Despite the difficulties presented by Covid-19 in the first half of 2020, leading US-based importer-exporter Salix Fruits has reported that its Argentinean lemon harvest began in a timely fashion this year, with quality and sizes looking good due to the dry conditions during the spring and the rains toward the end of the summer.
“The inconveniences and delays caused by the mandatory quarantine due to the coronavirus brought delays to the end of March shipments,” says sales manager Juana Elortondo, “but Argentina was able to start its shipments to Russia, Ukraine and Canada without problems.”
Shipments to the US reportedly began in April, while exports to Europe started in early May. “The export of fresh lemons from Argentina, which began this first semester and will continue the rest of the year, is estimated at a volume of 300,000 tonnes,” says Elortondo. “From Salix we are going to market approximately 700,000 boxes."
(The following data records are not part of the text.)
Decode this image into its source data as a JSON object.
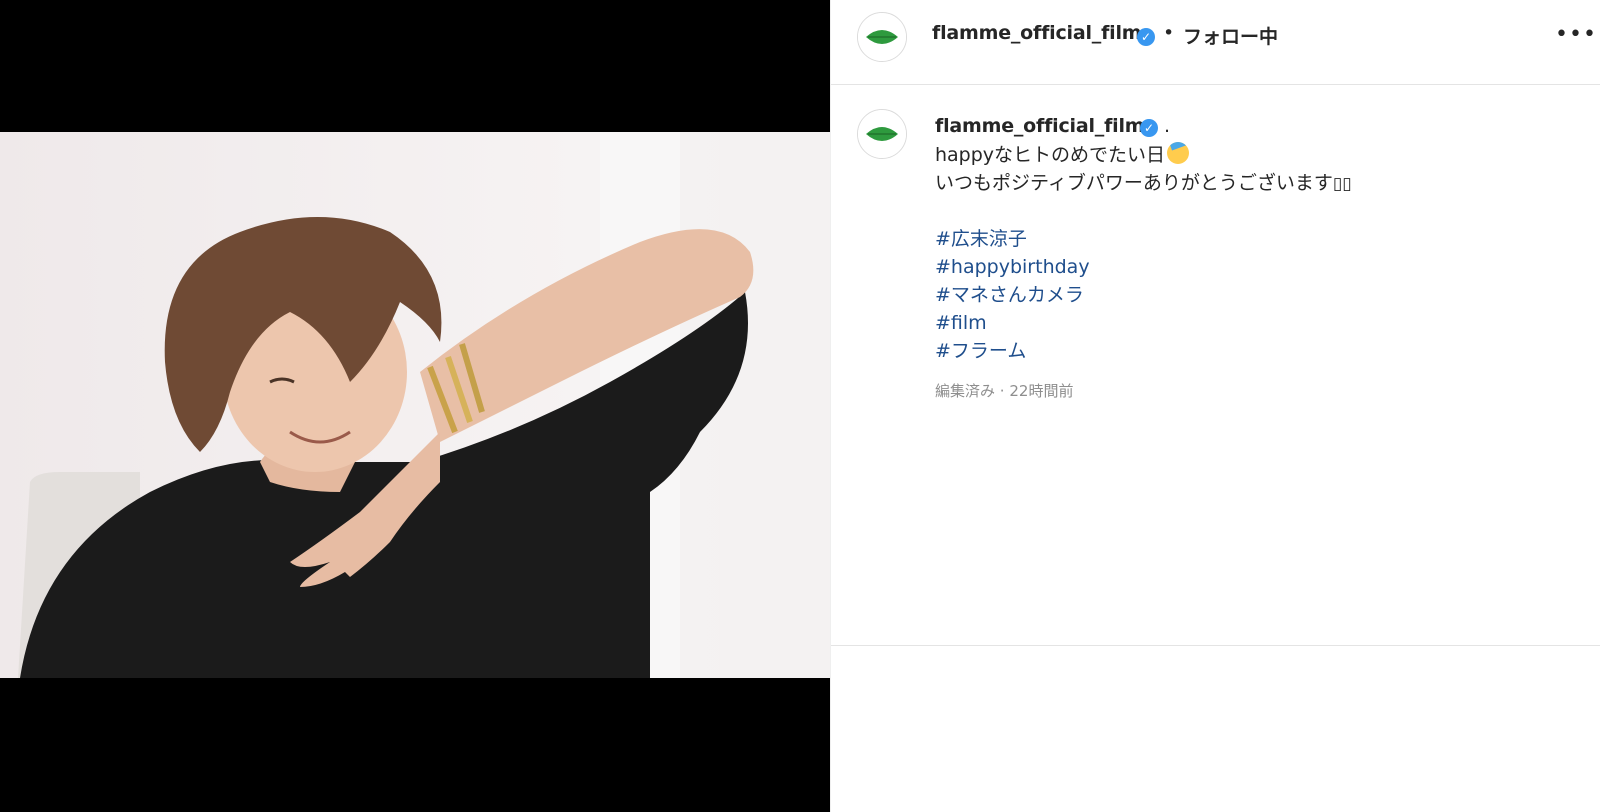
{
  "post": {
    "username": "flamme_official_film",
    "verified_badge_icon": "verified-check-icon",
    "follow_status": "フォロー中",
    "more_options_icon": "more-horizontal-icon"
  },
  "caption": {
    "username": "flamme_official_film",
    "lead_period": ".",
    "line1": "happyなヒトのめでたい日",
    "line1_emoji_icon": "party-face-emoji",
    "line2": "いつもポジティブパワーありがとうございます",
    "line2_trailing": "▯▯",
    "hashtags": [
      "#広末涼子",
      "#happybirthday",
      "#マネさんカメラ",
      "#film",
      "#フラーム"
    ]
  },
  "meta": {
    "edited": "編集済み",
    "separator": "·",
    "timestamp": "22時間前"
  },
  "colors": {
    "link": "#1f4e8c",
    "verified": "#3897f0",
    "avatar_leaf": "#2e9a3e"
  }
}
This volume matches the forecasts made at the start of the year, showing that commercial activity has not been seriously affected by the measures imposed to fight the pandemic.
According to Salix’s latest figures, 200,000 tonnes of Argentine lemons had already been shipped by August, with the top markets being southern Europe (55,000 tonnes), Russia (45,000 tonnes), northern Europe (40,000 tonnes), eastern Europe (18,000 tonnes) and the US (20,000 tonnes). The remainder reportedly goes to Greece, Canada, the UK, the Middle East and Asia.
Although Salix has long been familiar with home offices and virtual conferences, sales director Juan González Pita says a big issue has been the company’s inability to travel to commercial and production areas abroad, as well as the suspension of fairs and exhibitions.
“We don't know how air traffic will be in the short term,” he says, “but for us attending fairs is always very important and a central part of our work – a place where we meet our colleagues, friends, industry people, suppliers.”
In the meantime, the company is apparently focused on providing an increasingly efficient service to producers and customers. “To do this, we have incorporated two new executive sales professionals to be closer to customers in the US and the Middle East,” says Elortondo, “and we have also added Javier Orti to the team for Asia. Likewise, we have expanded the supermarket database in the US for the placement of fruit from all origins.”
Salix Fruits has also signed agreements with new producers in Peru, Egypt and South Africa in order to have a complete and varied offer throughout the year.
Crucial during this Covid-19 crisis has been Salix’s app, which allows producers and customers to track what the company has to offer, including images of the fruit, the origin and the price. According to Salix, the app currently works as an “excellent e-commerce tool”, allowing users to access all documentation and follow orders online.